• [DATASET]
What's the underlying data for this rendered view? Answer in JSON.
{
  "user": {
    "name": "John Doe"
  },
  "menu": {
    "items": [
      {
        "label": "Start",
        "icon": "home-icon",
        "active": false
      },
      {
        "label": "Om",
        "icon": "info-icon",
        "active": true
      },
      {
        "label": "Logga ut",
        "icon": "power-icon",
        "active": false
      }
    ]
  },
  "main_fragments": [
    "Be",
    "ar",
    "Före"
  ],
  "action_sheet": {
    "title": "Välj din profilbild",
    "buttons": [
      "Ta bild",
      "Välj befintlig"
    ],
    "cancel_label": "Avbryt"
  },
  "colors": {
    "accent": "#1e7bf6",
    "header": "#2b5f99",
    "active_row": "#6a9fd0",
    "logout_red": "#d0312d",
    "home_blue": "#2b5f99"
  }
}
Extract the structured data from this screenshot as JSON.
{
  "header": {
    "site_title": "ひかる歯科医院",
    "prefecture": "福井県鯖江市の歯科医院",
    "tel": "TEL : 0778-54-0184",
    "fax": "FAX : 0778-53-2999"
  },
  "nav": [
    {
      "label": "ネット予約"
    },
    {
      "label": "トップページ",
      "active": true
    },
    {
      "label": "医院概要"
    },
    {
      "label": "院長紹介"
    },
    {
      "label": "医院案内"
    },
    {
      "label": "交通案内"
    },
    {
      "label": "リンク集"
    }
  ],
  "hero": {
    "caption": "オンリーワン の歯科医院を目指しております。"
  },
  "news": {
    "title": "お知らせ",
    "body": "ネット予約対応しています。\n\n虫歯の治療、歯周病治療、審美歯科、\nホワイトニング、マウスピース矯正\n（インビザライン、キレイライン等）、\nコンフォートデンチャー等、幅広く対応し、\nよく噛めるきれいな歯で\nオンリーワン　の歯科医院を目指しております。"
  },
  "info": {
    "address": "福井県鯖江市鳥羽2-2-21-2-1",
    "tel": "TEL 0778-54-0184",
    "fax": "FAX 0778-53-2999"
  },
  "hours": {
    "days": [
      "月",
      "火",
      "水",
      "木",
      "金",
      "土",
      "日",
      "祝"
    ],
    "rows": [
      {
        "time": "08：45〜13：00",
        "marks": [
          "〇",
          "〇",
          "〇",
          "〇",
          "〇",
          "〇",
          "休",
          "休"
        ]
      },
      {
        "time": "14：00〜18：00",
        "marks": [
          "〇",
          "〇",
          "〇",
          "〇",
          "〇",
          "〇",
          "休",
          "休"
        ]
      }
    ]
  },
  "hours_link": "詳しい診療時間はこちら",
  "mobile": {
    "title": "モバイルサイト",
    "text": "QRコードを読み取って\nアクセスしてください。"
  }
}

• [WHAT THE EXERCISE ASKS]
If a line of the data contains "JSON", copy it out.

• [ANSWER TO THIS TASK]
What's the underlying data for this rendered view? Answer in JSON.
Extract the structured data from this screenshot as JSON.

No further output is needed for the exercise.